━━ Records to process

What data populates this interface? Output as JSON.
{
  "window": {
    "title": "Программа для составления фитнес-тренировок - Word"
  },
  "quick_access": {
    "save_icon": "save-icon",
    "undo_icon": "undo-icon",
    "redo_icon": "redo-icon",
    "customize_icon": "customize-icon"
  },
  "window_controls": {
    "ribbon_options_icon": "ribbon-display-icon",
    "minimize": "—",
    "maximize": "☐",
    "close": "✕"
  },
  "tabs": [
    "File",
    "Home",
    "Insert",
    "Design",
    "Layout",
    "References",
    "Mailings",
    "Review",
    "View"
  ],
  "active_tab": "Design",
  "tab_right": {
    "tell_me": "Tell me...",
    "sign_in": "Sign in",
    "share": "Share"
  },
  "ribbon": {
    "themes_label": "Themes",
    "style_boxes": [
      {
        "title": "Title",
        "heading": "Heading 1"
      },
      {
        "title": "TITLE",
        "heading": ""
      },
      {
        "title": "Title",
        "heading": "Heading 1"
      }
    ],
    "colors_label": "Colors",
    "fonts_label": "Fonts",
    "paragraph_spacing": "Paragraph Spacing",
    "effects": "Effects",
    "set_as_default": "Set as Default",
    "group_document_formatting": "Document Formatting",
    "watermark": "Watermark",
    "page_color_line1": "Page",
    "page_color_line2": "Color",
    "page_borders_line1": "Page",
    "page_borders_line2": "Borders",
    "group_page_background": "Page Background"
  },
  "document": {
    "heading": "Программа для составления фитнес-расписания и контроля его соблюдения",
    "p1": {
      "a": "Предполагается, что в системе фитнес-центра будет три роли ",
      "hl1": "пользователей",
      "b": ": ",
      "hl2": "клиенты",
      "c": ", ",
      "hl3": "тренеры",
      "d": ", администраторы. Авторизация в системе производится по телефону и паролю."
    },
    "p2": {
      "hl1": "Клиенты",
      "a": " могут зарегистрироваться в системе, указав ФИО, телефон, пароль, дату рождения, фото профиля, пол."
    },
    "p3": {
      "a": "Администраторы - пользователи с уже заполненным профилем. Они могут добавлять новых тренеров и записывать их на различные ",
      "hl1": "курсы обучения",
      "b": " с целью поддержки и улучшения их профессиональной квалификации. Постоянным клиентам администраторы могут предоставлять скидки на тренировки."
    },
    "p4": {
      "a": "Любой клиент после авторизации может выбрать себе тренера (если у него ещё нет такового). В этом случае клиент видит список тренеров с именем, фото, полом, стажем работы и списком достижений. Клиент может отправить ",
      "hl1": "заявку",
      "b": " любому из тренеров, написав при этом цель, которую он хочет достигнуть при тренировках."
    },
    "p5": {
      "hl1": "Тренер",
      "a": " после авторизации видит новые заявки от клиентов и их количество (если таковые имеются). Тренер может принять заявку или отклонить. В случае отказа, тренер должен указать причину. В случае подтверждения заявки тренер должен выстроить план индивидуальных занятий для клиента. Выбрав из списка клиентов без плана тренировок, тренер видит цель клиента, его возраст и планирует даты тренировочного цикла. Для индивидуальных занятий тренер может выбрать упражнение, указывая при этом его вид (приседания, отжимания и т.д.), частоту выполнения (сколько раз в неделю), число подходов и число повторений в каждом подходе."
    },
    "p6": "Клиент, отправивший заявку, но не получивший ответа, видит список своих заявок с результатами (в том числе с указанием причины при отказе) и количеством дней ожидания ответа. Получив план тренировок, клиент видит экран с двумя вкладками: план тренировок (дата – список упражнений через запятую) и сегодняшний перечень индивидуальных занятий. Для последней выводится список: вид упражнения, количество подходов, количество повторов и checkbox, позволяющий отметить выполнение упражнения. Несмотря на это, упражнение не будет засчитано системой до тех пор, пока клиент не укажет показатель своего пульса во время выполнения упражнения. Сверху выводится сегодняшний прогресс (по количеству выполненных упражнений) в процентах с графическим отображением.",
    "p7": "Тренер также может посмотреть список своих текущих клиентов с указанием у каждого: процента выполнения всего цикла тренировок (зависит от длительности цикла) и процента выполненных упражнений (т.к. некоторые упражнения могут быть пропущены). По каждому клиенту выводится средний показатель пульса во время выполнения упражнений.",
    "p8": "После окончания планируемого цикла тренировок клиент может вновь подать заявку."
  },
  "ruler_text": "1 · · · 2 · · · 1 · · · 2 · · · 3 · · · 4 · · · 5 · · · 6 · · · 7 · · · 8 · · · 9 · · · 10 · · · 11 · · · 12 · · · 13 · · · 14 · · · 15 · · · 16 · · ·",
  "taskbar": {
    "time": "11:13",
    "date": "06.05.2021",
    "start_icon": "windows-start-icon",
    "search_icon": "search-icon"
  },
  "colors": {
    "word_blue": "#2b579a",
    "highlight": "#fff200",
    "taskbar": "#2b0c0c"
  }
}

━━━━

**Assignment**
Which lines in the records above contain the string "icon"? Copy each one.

**Task result**
    "save_icon": "save-icon",
    "undo_icon": "undo-icon",
    "redo_icon": "redo-icon",
    "customize_icon": "customize-icon"
    "ribbon_options_icon": "ribbon-display-icon",
    "start_icon": "windows-start-icon",
    "search_icon": "search-icon"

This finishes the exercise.